Exercise requirements →
What is needed here is an exact copy of every entry.

┄┄┄┄┄┄

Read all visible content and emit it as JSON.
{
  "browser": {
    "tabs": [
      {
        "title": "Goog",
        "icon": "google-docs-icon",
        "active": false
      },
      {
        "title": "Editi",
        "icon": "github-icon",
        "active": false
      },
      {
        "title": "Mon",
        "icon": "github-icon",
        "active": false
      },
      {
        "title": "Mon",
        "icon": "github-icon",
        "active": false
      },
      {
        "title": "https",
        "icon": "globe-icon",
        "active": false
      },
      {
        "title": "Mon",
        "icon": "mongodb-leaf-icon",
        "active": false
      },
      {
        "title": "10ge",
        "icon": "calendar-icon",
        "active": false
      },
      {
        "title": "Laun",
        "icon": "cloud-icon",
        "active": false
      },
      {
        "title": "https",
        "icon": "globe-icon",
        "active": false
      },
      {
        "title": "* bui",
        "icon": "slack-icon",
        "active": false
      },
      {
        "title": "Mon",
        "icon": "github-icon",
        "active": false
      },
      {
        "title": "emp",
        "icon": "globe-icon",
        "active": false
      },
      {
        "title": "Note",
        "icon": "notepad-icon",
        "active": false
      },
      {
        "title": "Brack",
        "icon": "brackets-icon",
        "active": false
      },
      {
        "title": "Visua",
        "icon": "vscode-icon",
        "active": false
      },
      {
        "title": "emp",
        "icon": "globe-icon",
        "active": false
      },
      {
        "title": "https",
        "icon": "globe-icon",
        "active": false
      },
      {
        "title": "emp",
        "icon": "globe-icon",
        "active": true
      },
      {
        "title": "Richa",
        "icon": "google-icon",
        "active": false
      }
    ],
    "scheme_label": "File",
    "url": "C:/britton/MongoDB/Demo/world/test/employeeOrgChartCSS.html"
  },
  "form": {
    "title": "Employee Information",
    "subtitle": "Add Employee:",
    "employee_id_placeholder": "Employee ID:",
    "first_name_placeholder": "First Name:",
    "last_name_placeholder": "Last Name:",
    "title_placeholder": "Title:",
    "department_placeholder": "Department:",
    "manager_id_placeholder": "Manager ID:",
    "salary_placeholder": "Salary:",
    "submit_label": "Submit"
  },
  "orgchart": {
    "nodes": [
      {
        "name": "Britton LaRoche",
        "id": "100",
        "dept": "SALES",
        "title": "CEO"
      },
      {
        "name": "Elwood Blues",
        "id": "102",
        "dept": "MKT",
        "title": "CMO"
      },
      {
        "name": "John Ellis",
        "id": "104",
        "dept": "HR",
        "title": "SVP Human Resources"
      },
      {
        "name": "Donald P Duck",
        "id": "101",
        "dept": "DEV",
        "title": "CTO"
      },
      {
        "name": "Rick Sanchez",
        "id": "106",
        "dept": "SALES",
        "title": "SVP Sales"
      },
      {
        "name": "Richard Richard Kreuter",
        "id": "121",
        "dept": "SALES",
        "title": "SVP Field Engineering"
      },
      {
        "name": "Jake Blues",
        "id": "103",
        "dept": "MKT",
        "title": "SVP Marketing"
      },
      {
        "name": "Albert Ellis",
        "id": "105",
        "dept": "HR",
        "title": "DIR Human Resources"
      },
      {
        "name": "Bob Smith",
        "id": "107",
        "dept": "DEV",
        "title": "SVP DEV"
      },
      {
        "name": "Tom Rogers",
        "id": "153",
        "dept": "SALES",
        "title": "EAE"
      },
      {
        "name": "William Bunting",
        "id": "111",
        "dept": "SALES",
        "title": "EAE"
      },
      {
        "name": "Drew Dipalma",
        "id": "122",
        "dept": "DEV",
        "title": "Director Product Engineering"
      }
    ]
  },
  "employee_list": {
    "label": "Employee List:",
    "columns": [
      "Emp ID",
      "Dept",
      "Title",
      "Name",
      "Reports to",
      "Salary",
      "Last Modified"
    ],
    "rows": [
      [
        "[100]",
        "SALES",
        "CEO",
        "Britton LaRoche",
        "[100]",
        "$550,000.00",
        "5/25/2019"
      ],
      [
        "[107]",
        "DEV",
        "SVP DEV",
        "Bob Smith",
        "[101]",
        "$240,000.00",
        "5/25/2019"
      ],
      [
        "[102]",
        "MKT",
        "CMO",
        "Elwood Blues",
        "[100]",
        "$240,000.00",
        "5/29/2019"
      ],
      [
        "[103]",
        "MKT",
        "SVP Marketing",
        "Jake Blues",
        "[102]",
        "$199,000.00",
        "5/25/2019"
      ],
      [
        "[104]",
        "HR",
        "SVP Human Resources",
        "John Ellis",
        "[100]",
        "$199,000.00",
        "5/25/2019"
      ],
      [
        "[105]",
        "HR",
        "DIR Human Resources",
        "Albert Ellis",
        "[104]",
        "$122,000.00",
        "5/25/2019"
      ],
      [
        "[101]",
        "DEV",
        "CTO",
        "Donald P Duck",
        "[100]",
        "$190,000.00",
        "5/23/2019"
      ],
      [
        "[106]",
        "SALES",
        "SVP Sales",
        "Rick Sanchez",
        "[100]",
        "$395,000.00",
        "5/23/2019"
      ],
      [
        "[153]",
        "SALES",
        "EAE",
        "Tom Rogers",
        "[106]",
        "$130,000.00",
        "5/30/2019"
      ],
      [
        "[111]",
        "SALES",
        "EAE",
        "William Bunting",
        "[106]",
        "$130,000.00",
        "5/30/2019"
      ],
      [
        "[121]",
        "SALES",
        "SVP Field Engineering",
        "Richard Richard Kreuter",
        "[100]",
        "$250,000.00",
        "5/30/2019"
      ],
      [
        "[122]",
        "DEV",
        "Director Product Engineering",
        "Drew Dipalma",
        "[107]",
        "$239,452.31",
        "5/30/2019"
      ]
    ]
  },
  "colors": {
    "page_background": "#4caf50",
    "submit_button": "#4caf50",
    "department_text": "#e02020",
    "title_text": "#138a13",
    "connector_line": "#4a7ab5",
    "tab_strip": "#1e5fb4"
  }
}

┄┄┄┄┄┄

Your response →
Read all visible content and emit it as JSON.
{
  "browser": {
    "tabs": [
      {
        "title": "Goog",
        "icon": "google-docs-icon",
        "active": false
      },
      {
        "title": "Editi",
        "icon": "github-icon",
        "active": false
      },
      {
        "title": "Mon",
        "icon": "github-icon",
        "active": false
      },
      {
        "title": "Mon",
        "icon": "github-icon",
        "active": false
      },
      {
        "title": "https",
        "icon": "globe-icon",
        "active": false
      },
      {
        "title": "Mon",
        "icon": "mongodb-leaf-icon",
        "active": false
      },
      {
        "title": "10ge",
        "icon": "calendar-icon",
        "active": false
      },
      {
        "title": "Laun",
        "icon": "cloud-icon",
        "active": false
      },
      {
        "title": "https",
        "icon": "globe-icon",
        "active": false
      },
      {
        "title": "* bui",
        "icon": "slack-icon",
        "active": false
      },
      {
        "title": "Mon",
        "icon": "github-icon",
        "active": false
      },
      {
        "title": "emp",
        "icon": "globe-icon",
        "active": false
      },
      {
        "title": "Note",
        "icon": "notepad-icon",
        "active": false
      },
      {
        "title": "Brack",
        "icon": "brackets-icon",
        "active": false
      },
      {
        "title": "Visua",
        "icon": "vscode-icon",
        "active": false
      },
      {
        "title": "emp",
        "icon": "globe-icon",
        "active": false
      },
      {
        "title": "https",
        "icon": "globe-icon",
        "active": false
      },
      {
        "title": "emp",
        "icon": "globe-icon",
        "active": true
      },
      {
        "title": "Richa",
        "icon": "google-icon",
        "active": false
      }
    ],
    "scheme_label": "File",
    "url": "C:/britton/MongoDB/Demo/world/test/employeeOrgChartCSS.html"
  },
  "form": {
    "title": "Employee Information",
    "subtitle": "Add Employee:",
    "employee_id_placeholder": "Employee ID:",
    "first_name_placeholder": "First Name:",
    "last_name_placeholder": "Last Name:",
    "title_placeholder": "Title:",
    "department_placeholder": "Department:",
    "manager_id_placeholder": "Manager ID:",
    "salary_placeholder": "Salary:",
    "submit_label": "Submit"
  },
  "orgchart": {
    "nodes": [
      {
        "name": "Britton LaRoche",
        "id": "100",
        "dept": "SALES",
        "title": "CEO"
      },
      {
        "name": "Elwood Blues",
        "id": "102",
        "dept": "MKT",
        "title": "CMO"
      },
      {
        "name": "John Ellis",
        "id": "104",
        "dept": "HR",
        "title": "SVP Human Resources"
      },
      {
        "name": "Donald P Duck",
        "id": "101",
        "dept": "DEV",
        "title": "CTO"
      },
      {
        "name": "Rick Sanchez",
        "id": "106",
        "dept": "SALES",
        "title": "SVP Sales"
      },
      {
        "name": "Richard Richard Kreuter",
        "id": "121",
        "dept": "SALES",
        "title": "SVP Field Engineering"
      },
      {
        "name": "Jake Blues",
        "id": "103",
        "dept": "MKT",
        "title": "SVP Marketing"
      },
      {
        "name": "Albert Ellis",
        "id": "105",
        "dept": "HR",
        "title": "DIR Human Resources"
      },
      {
        "name": "Bob Smith",
        "id": "107",
        "dept": "DEV",
        "title": "SVP DEV"
      },
      {
        "name": "Tom Rogers",
        "id": "153",
        "dept": "SALES",
        "title": "EAE"
      },
      {
        "name": "William Bunting",
        "id": "111",
        "dept": "SALES",
        "title": "EAE"
      },
      {
        "name": "Drew Dipalma",
        "id": "122",
        "dept": "DEV",
        "title": "Director Product Engineering"
      }
    ]
  },
  "employee_list": {
    "label": "Employee List:",
    "columns": [
      "Emp ID",
      "Dept",
      "Title",
      "Name",
      "Reports to",
      "Salary",
      "Last Modified"
    ],
    "rows": [
      [
        "[100]",
        "SALES",
        "CEO",
        "Britton LaRoche",
        "[100]",
        "$550,000.00",
        "5/25/2019"
      ],
      [
        "[107]",
        "DEV",
        "SVP DEV",
        "Bob Smith",
        "[101]",
        "$240,000.00",
        "5/25/2019"
      ],
      [
        "[102]",
        "MKT",
        "CMO",
        "Elwood Blues",
        "[100]",
        "$240,000.00",
        "5/29/2019"
      ],
      [
        "[103]",
        "MKT",
        "SVP Marketing",
        "Jake Blues",
        "[102]",
        "$199,000.00",
        "5/25/2019"
      ],
      [
        "[104]",
        "HR",
        "SVP Human Resources",
        "John Ellis",
        "[100]",
        "$199,000.00",
        "5/25/2019"
      ],
      [
        "[105]",
        "HR",
        "DIR Human Resources",
        "Albert Ellis",
        "[104]",
        "$122,000.00",
        "5/25/2019"
      ],
      [
        "[101]",
        "DEV",
        "CTO",
        "Donald P Duck",
        "[100]",
        "$190,000.00",
        "5/23/2019"
      ],
      [
        "[106]",
        "SALES",
        "SVP Sales",
        "Rick Sanchez",
        "[100]",
        "$395,000.00",
        "5/23/2019"
      ],
      [
        "[153]",
        "SALES",
        "EAE",
        "Tom Rogers",
        "[106]",
        "$130,000.00",
        "5/30/2019"
      ],
      [
        "[111]",
        "SALES",
        "EAE",
        "William Bunting",
        "[106]",
        "$130,000.00",
        "5/30/2019"
      ],
      [
        "[121]",
        "SALES",
        "SVP Field Engineering",
        "Richard Richard Kreuter",
        "[100]",
        "$250,000.00",
        "5/30/2019"
      ],
      [
        "[122]",
        "DEV",
        "Director Product Engineering",
        "Drew Dipalma",
        "[107]",
        "$239,452.31",
        "5/30/2019"
      ]
    ]
  },
  "colors": {
    "page_background": "#4caf50",
    "submit_button": "#4caf50",
    "department_text": "#e02020",
    "title_text": "#138a13",
    "connector_line": "#4a7ab5",
    "tab_strip": "#1e5fb4"
  }
}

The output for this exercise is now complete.